Damontre Moore’s aggressiveness was admirable but he’s got to learn contain, too. Moore has the talent to develop into Pierre-Paul’s much-needed bookend. Mistakes and all, the coaches simply have to keep running him out there.
We are frustrated with Jacquian Williams’ complete absence of football instinct. It seems just a matter of time before rookie Devon Kennard takes over, but his hamstring must be managed right now. Jameel McClain was a revelation on the outside last week.
Jon Beason should be better after getting his first on-field action since last year. The arrows are pointing up for this linebacker group.

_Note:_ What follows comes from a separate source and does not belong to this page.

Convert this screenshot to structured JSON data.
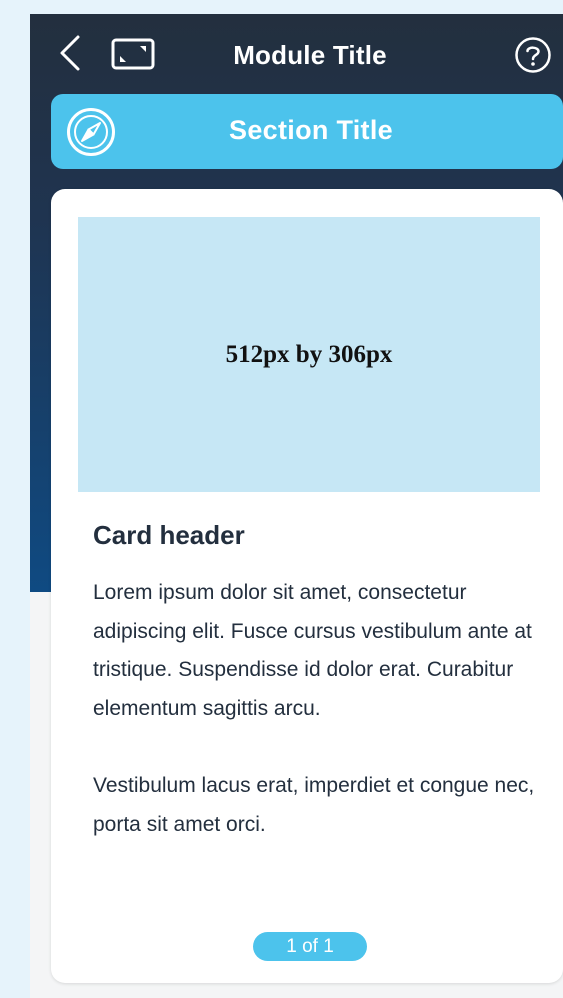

Fitzgerald was held to one catch by the Chargers, but don’t expect that to happen again. Former first-round pick Michael Floyd, who’s big and physical, had a good game while elusive rookie slot receiver John Brown scored the winning touchdown on a wide receiver screen.
Quarterback Carson Palmer had solid numbers, throwing for 304 yards and running for 29 more, and was efficient.
We are concerned that the veteran Palmer will find the defense’s short zone gaps and pick it apart. It’s the short, quick passes that can frustrate a defense and Palmer’s game at this point in his career is just that style.
The Cards don’t have the Lions’ depth in playmakers but Palmer spreads the ball around. The Giants secondary has to tackle well and start making plays.
The Cards’ offensive line is solid, but running back Andre Ellington, smallish to begin with, is banged up. The defense should be able to stuff the run. Getting to the quarterback will not be as easy.
One blocked punt led to one injured punter, so who knows what the Giants will trot out there this week.
They desperately need good punting right now since the offense is prone to giving up the ball deep in its own territory, but Steve Weatherford is doubtful. The arrow is very definitely pointing down in the punting game.
Ted Ginn is the Cards returner. He still has great speed and needs to be managed. We are confident in the Giants’ coverage group but the blocking for the punter was a huge problem last week and must be shored up.
This week’s game is all on the offense. The Cards defense is vulnerable, meaning the offense must take advantage, move the ball consistently and score points.
We don’t have confidence in the defense’s ability to contain Carson Palmer and friends for 60 minutes. Palmer’s no longer a gunslinger, but he is accurate and quick to get the ball out of his hand. The defense must really tackle well, and keep Larry Fitzgerald from hurting them up top. Our pick is Arizona in a shoot-out, 31-27.